By Marc Jones
LONDON (Reuters) - A tightening of Western sanctions on Russia rattled world markets on Thursday, sending Moscow stocks and the rouble tumbling and lifting traditional safe-haven currencies and bonds.
The new U.S. sanctions announced late on Wednesday effectively shut off longer-term dollar funding for companies close to President Vladimir Putin. European Union leaders agreed to target Russian firms that help destabilize Ukraine, and to block new loans to Russia through two development banks.
Such measures had been threatened for weeks, but the decision to push ahead unsettled investors who had questioned the appetite to do so, especially in Europe.
Moscow's MICEX .MCX stock market fell 2.9 percent, its dollar-traded cousin, the RTS index .IRTS, dropped 4.5 percent and the ruble RUB= lost more than 1 percent against both the dollar and the euro.
"From the West's perspective they could not have chosen a better time to intensify sanctions," said Societe Generale strategist Regis Chatellier. "Until a few weeks back, Russia was in a position of relative strength because there was massive pressure on oil, but that is not the case any more."
Safe-haven assets were given a broad lift, with concerns now that Moscow - which provides much of Europe's gas - could hit back with retaliatory measures.
The sanctions are aimed at tightening pressure on Moscow to help calm the crisis in Ukraine, where hundreds of people have been killed in months of fighting between government forces and pro-Russian separatists.
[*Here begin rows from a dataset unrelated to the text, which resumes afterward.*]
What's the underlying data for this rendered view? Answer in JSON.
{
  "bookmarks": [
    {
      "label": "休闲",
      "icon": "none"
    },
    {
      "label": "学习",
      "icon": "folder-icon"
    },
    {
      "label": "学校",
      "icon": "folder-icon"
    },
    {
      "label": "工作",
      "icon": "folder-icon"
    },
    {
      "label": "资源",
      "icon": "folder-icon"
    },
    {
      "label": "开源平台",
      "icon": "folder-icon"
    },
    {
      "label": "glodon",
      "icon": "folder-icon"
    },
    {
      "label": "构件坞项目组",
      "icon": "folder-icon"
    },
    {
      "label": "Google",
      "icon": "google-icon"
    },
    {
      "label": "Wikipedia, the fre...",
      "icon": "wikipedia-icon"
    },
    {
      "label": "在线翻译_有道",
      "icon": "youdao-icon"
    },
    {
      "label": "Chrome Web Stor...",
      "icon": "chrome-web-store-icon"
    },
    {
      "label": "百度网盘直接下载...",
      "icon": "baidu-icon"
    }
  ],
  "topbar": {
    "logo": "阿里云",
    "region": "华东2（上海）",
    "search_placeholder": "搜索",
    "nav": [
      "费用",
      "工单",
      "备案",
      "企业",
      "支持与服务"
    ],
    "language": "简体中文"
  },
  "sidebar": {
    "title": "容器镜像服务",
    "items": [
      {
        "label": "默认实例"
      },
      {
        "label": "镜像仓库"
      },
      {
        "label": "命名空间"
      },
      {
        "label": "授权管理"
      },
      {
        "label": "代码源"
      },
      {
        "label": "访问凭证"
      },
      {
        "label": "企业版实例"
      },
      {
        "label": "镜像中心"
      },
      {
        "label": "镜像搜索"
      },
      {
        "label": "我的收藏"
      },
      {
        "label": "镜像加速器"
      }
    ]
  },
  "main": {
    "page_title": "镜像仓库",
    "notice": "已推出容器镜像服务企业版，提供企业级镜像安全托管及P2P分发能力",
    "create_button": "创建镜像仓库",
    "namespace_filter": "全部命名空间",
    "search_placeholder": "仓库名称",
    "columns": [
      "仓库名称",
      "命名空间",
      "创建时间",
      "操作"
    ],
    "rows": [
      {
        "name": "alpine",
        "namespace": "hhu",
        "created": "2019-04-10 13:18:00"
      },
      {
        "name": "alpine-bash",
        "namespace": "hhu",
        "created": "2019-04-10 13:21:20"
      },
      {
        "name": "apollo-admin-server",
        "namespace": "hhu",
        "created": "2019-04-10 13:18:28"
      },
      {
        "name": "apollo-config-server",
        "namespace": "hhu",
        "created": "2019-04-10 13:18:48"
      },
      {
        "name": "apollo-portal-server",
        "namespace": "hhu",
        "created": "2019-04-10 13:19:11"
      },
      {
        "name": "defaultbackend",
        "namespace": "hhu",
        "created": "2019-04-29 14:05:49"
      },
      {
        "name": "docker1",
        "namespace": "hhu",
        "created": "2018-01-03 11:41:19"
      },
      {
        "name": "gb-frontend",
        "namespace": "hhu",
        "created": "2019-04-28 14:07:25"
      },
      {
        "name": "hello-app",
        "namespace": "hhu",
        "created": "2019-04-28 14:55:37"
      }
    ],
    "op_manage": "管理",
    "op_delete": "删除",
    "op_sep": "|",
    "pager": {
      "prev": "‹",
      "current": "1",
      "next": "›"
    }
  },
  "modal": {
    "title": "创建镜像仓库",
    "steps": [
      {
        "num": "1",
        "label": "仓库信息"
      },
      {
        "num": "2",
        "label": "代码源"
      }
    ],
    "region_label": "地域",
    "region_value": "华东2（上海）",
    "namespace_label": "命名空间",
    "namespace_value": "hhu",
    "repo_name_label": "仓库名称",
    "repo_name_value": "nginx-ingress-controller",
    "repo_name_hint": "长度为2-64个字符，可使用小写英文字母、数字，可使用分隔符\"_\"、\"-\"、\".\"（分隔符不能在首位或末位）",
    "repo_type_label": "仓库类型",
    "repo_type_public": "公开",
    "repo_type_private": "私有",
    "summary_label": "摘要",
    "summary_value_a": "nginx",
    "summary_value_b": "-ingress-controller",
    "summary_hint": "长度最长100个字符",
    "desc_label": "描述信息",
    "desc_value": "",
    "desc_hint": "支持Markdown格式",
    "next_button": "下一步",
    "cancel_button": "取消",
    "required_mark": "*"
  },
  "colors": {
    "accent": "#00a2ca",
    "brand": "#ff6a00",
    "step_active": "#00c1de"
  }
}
The Russian Foreign Ministry said it saw the American sanctions as "a primitive attempt to avenge the fact that developments in Ukraine are not following Washington's scenario," and that it was disappointed that Europe had "succumbed to the blackmail of the U.S." Continued...